Tattoos have been a part of ancient cultures for thousands of years. The earliest known tattoos originated in Egypt, with evidence present on female mummies dating back to 2000 B.C. From Greece, to Rome, to Peru and Chile, many other ancient civilizations used tattoos as a permanent form of body adornment. That mythical animal you have tattooed on your skin? You’d be donning the mark of nobles in ancient times.
Surely, the Scythians and Thracians did not use tattoo guns to create body art. Indeed, the electric tattoo machine was only invented in the late 1800s by tattooist Samuel O’Reilly, modifying the design of Edison’s electric pen. Here are some traditional tattooing techniques that are making a comeback worldwide.
Imagine a stick and poke tattoo, but hard core. Japanese bamboo tattoos use the same technique as hand poked tattoos, but a bamboo handle accompanied by up to two dozen sharpened points is used rather than a single needle. This technique requires immense skill and patience. A swift, punting motion is used to set the needles in place. And forget about booking a half-day trip to the tattoo parlor! Although a skilled tattoo artist can pierce the skin five times per second, a single large tattoo can take up to hundreds of hours to complete.
Rake and striking
If you’ve heard of the myth that Captain Hook brought tattooing to the Western world after his wanders in the Pacific, you might be familiar with this next technique. Rake and striking originated from Polynesia and is one of the oldest tattooing methods known to date. The tools necessary include a sturdy stick traditionally made of bone, a sharpened rake attached to a long handle, and oftentimes an assistant to keep the customer’s skin stretched tight. Rake and striking takes more manpower and pain tolerance than your regular tattoo, and mainly exists only in small areas of Papua New Guinea and Samoa today.
Metal tube technique
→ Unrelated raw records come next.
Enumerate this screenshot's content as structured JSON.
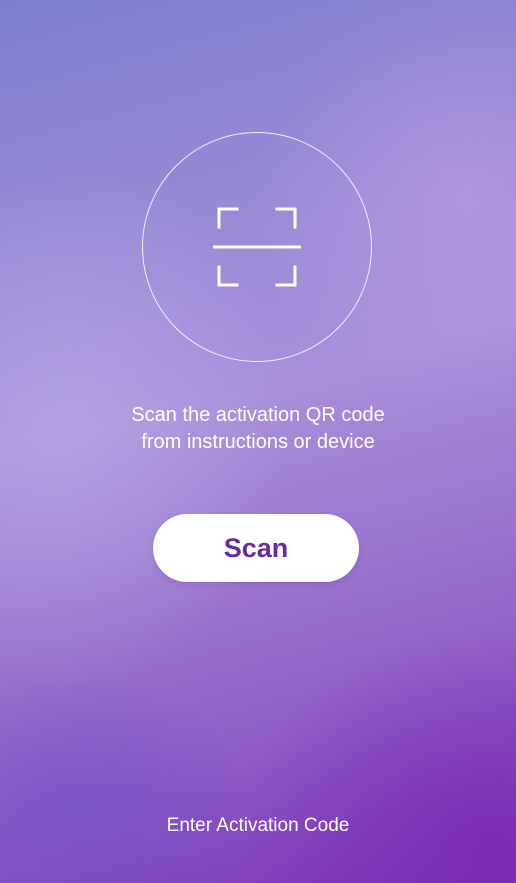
{
  "scan_panel": {
    "icon": "qr-scan-icon",
    "instruction_line1": "Scan the activation QR code",
    "instruction_line2": "from instructions or device"
  },
  "scan_button": {
    "label": "Scan"
  },
  "footer": {
    "enter_code_label": "Enter Activation Code"
  },
  "colors": {
    "button_text": "#6a2a9e",
    "background_top": "#7e7fcf",
    "background_bottom": "#7a34b8"
  }
}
If you’re looking to try something new, but unsure where to begin, this next one’s for you. Originating in ancient Thailand, the metal tube technique is most similar to current Western techniques. Typically, brass tubes are hollowed out to hold a sliding, pointed rod in the center. Tattoo artists will dip the point in ink before pressing down on the tube repeatedly to ink the design. Metal tube tattoos were most prevalent in Southeast Asian countries, and if you travel to Thailand, you’ll see many artists continuing this traditional practice.
Which one of these techniques are you ready to try?